Extent of transformation

Do these changes have the potential to alter the landscape of higher education in India?

Well, some of the new norms simply recognise already existing arrangements. Take Twinning, for instance. Several Indian universities and autonomous colleges already have academic tie-ups with institutions overseas and send select students for a semester or two abroad. For instance, Chennai’s Loyola College has a tie-up for BBA (Bachelor of Business Administration) with Lille Catholic University, France, where students in the programme spend a year. Sastra University in Thanjavur, Tamil Nadu, has tie-ups with a host of universities in the US and Europe, where select undergrad students in the engineering domain can spend a semester.

While Twinning may not be new, Indian institutions that have such tie-ups may now have to follow the norms stipulated by the UGC. For instance, the overseas institution in any kind of tie-up must rank within the top 1,000 of Times Higher Education or QS World University ranking table.

Two clear benefits

UGC’s new norms offer two clear benefits. First, a student, by registering for two courses simultaneously, can improve his or her career prospects, possibly within a short timeframe, if the courses are judiciously chosen.

The other benefit, which lies in the realm of foreign university tie-up framework, is the removal of the need to get the UGC’s nod. As long as the university is eligible going by UGC norms, it can go ahead and forge tie-ups without having to knock on the doors of the Commission for permission at every step.

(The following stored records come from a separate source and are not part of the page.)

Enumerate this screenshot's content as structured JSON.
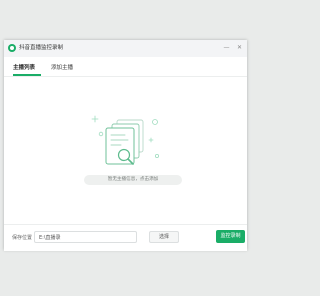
{
  "window": {
    "title": "抖音直播监控录制",
    "controls": {
      "minimize_icon": "minimize-icon",
      "close_icon": "close-icon"
    }
  },
  "tabs": [
    {
      "label": "主播列表",
      "active": true
    },
    {
      "label": "添加主播",
      "active": false
    }
  ],
  "empty_state": {
    "icon": "empty-documents-search-icon",
    "message": "暂无主播信息，点击添加"
  },
  "footer": {
    "save_location_label": "保存位置",
    "path_value": "E:\\直播录",
    "browse_label": "选择",
    "monitor_label": "监控录制"
  },
  "colors": {
    "accent": "#1aad67",
    "background": "#e9ebea",
    "titlebar": "#f3f4f6"
  }
}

That said, some issues remain, particularly concerning the tie-up with foreign universities.

First, the UGC allows a student to register for any two courses in Indian universities but only for the same (or similar) course in the Dual Degree programme offered in a tie-up with an institution overseas. What would motivate a student to apply for a degree in the same area from two universities? Why should a student who wants to major in two different subjects be prevented only in a tie-up between an Indian and foreign institution? If one desires a degree from a foreign institution, a better option might be to register through portals such as Coursera in an online mode.

The UGC’s circular mentions NEP-2020’s objective of removing “hard separations between arts and sciences, between curricular and extracurricular activities, between vocational and academic streams, etc. in order to eliminate harmful hierarchies among, and silos between, different areas of learning.” Why not implement it in Dual Degree programmes, too?

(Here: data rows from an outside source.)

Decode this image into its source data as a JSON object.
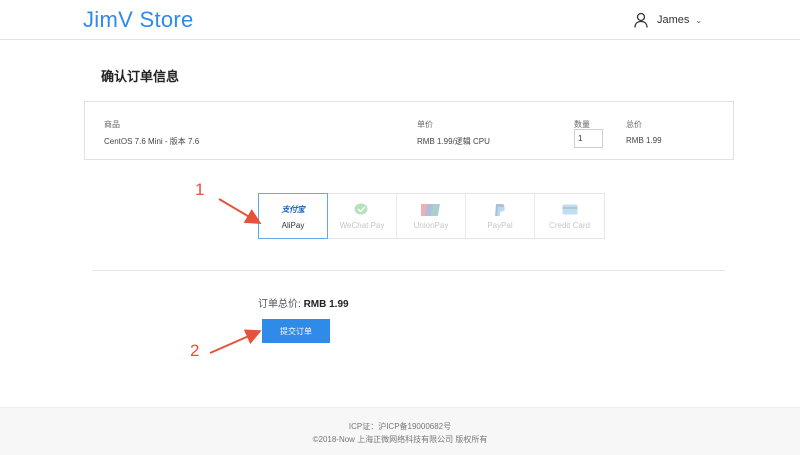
{
  "header": {
    "brand": "JimV Store",
    "user_name": "James",
    "caret": "⌄"
  },
  "page": {
    "title": "确认订单信息"
  },
  "order": {
    "headers": {
      "product": "商品",
      "unit_price": "单价",
      "quantity": "数量",
      "total": "总价"
    },
    "row": {
      "product": "CentOS 7.6 Mini - 版本 7.6",
      "unit_price": "RMB 1.99/逻辑 CPU",
      "quantity": "1",
      "total": "RMB 1.99"
    }
  },
  "payment": {
    "options": [
      {
        "label": "AliPay",
        "logo_text": "支付宝",
        "selected": true
      },
      {
        "label": "WeChat Pay",
        "selected": false
      },
      {
        "label": "UnionPay",
        "selected": false
      },
      {
        "label": "PayPal",
        "selected": false
      },
      {
        "label": "Credit Card",
        "selected": false
      }
    ]
  },
  "summary": {
    "total_label": "订单总价:",
    "total_value": "RMB 1.99",
    "submit_label": "提交订单"
  },
  "annotations": {
    "one": "1",
    "two": "2",
    "color": "#e8513a"
  },
  "footer": {
    "icp": "ICP证：沪ICP备19000682号",
    "copyright": "©2018-Now 上海正微网络科技有限公司 版权所有"
  },
  "colors": {
    "accent": "#2f8ae8"
  }
}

Fee concerns

Secondly, for the Dual Degree programme, the UGC says, “The fee structure should be reasonable so as to make quality higher education accessible and affordable to all sections of the society.” Now, who decides what is ‘reasonable’? While a blanket, possibly unviable fee structure imposed by the UGC would find no takers among institutions, it has the potential to become a choice only for the rich given that the fee levels in Twinning arrangements exceed about ₹25 lakh per semester in some universities with overseas tie-ups. It is a money-making opportunity. Is there a mechanism to ensure fair pricing without choking the institutions with more control? Right now, there seems none.

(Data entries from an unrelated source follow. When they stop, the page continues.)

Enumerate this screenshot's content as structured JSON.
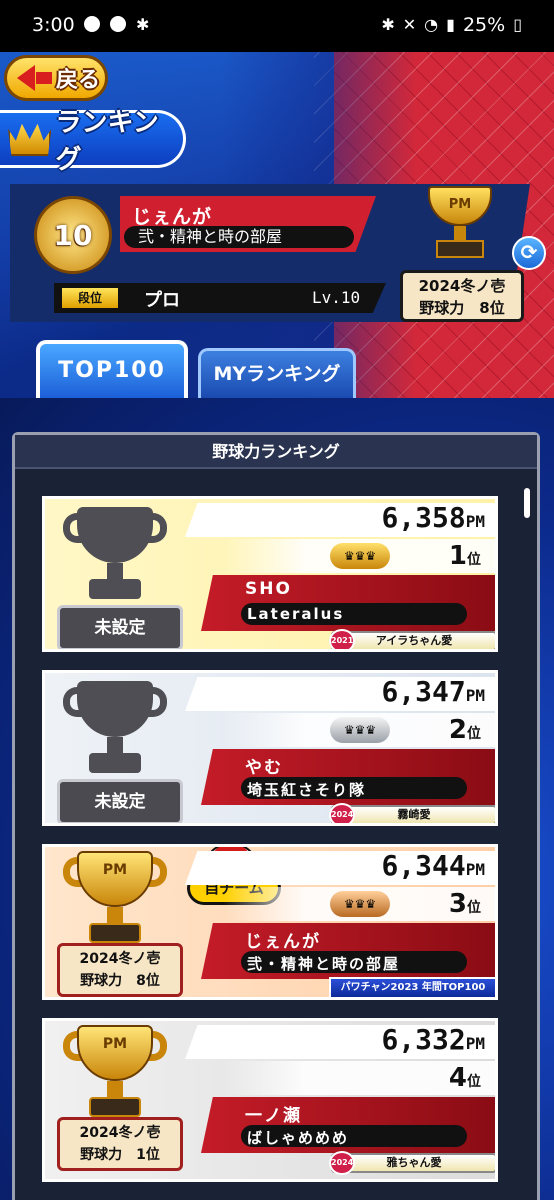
{
  "status": {
    "time": "3:00",
    "battery": "25%"
  },
  "header": {
    "back_label": "戻る",
    "title": "ランキング"
  },
  "profile": {
    "rank_level": "10",
    "name": "じぇんが",
    "team": "弐・精神と時の部屋",
    "dan_label": "段位",
    "dan_value": "プロ",
    "level": "Lv.10",
    "season_line1": "2024冬ノ壱",
    "season_line2": "野球力　8位",
    "trophy_text": "PM"
  },
  "tabs": [
    {
      "label": "TOP100"
    },
    {
      "label": "MYランキング"
    }
  ],
  "panel": {
    "title": "野球力ランキング"
  },
  "rows": [
    {
      "score": "6,358",
      "unit": "PM",
      "rank": "1",
      "rank_suffix": "位",
      "name": "SHO",
      "team": "Lateralus",
      "badge_year": "2021",
      "title": "アイラちゃん愛",
      "left_label": "未設定",
      "bg": "#fff6c0"
    },
    {
      "score": "6,347",
      "unit": "PM",
      "rank": "2",
      "rank_suffix": "位",
      "name": "やむ",
      "team": "埼玉紅さそり隊",
      "badge_year": "2024",
      "title": "霧崎愛",
      "left_label": "未設定",
      "bg": "#dfe6ef"
    },
    {
      "score": "6,344",
      "unit": "PM",
      "rank": "3",
      "rank_suffix": "位",
      "name": "じぇんが",
      "team": "弐・精神と時の部屋",
      "title": "パワチャン2023 年間TOP100",
      "season_line1": "2024冬ノ壱",
      "season_line2": "野球力　8位",
      "my_team": "自チーム",
      "bg": "#ffd8b8"
    },
    {
      "score": "6,332",
      "unit": "PM",
      "rank": "4",
      "rank_suffix": "位",
      "name": "一ノ瀬",
      "team": "ばしゃめめめ",
      "badge_year": "2024",
      "title": "雅ちゃん愛",
      "season_line1": "2024冬ノ壱",
      "season_line2": "野球力　1位",
      "bg": "#e6e6e6"
    }
  ]
}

Thirdly, what if an institution – either Indian or foreign – were to slip below the Top 1,000 in the Times Higher Education or QS World University rankings after collaboration has been put in place? We don’t know what action the UGC would recommend.

Some crystal ball gazing may be in order.

First, over the next few years, expect the UGC to align the currently tighter overseas collaboration norms with those that apply to earning two degrees in India.

Also read: UGC simplifies norms for dual degrees under foreign university tie-ups

Secondly, more universities would allow students to major in any subject of their choice irrespective of what they studied earlier in school. Some private universities, such as Azim Premji University, Ashoka University, and Krea University, adopt this approach. However, this approach remains an exception. It may become the norm. Expect all silos in higher education to be removed over time. The UGC, by being a little more proactive, can hasten the process.

(Sriram Naganathan is a core team member of ThinQ ( He can be reached at